Temporal stability is an important property of ecological communities. Three mechanisms (overyielding, the portfolio effect, and the covariance effect) can potentially stabilize communities. A variety of factors can affect these mechanisms and hence influence the stability of communities, but no existing work, to our knowledge, has specifically linked community stability to contemporary species coexistence theory that emphasizes the importance of species niche and fitness differences. Using laboratory microcosms containing bactivorous protist communities, we tested the effects of species niche and fitness differences on community temporal stability. Microcosms containing paired combinations of six species of bactivorous protists were observed over a six week period. Protist abundance data were collected, and converted to biovolume data using average individual volumes. Protist species niche differences were quantified by the differences in the bacterial communities that they grazed upon and fitness differences were quantified with mutual invasion experiments that measured the growth rate of one species invading steady-state monocultures of another species. The relationships between the temporal stability of community biovolume and both niche and fitness differences were calculated using regressions.

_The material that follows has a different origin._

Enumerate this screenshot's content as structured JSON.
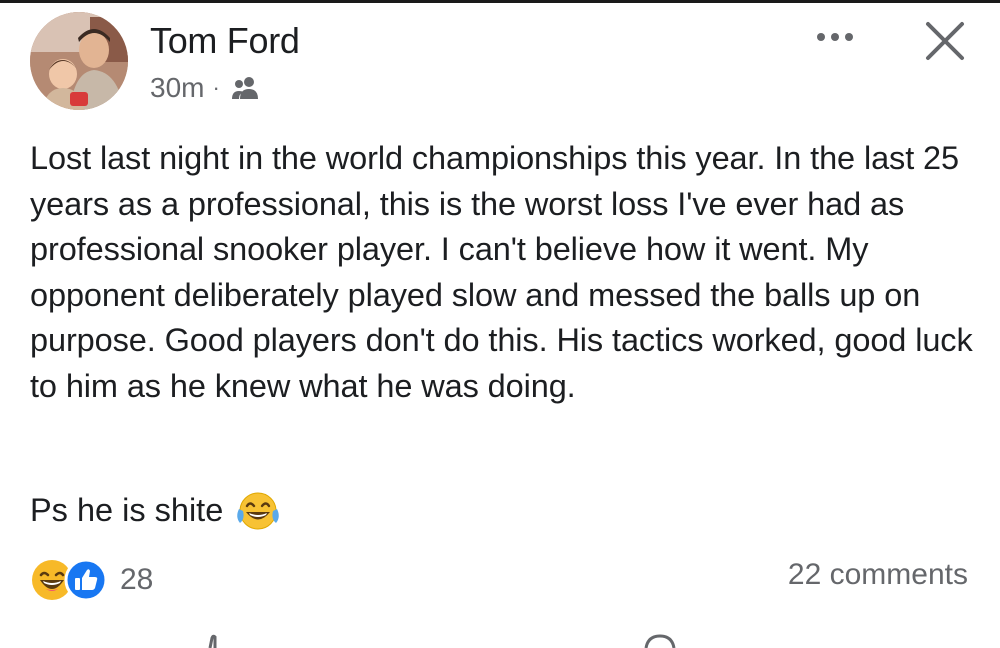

To determine the mechanisms of stabilization, the summed variances, summed covariances, and total biomass were also related to both niche and fitness differences.
The temporal stability of community biovolume significantly differed among species pairs. Species niche differences, but not fitness differences, had a significant positive relationship with community temporal stability. A significant positive relationship existed between species niche differences and community biovolume indicating that overyielding contributed to community stability. However, species fitness differences explained little variation in community biomass, and neither niche or fitness difference was related to summed variances or summed covariances. These results suggest that understanding the mechanisms by which species can coexist can offer additional insight into mechanisms regulating community stability.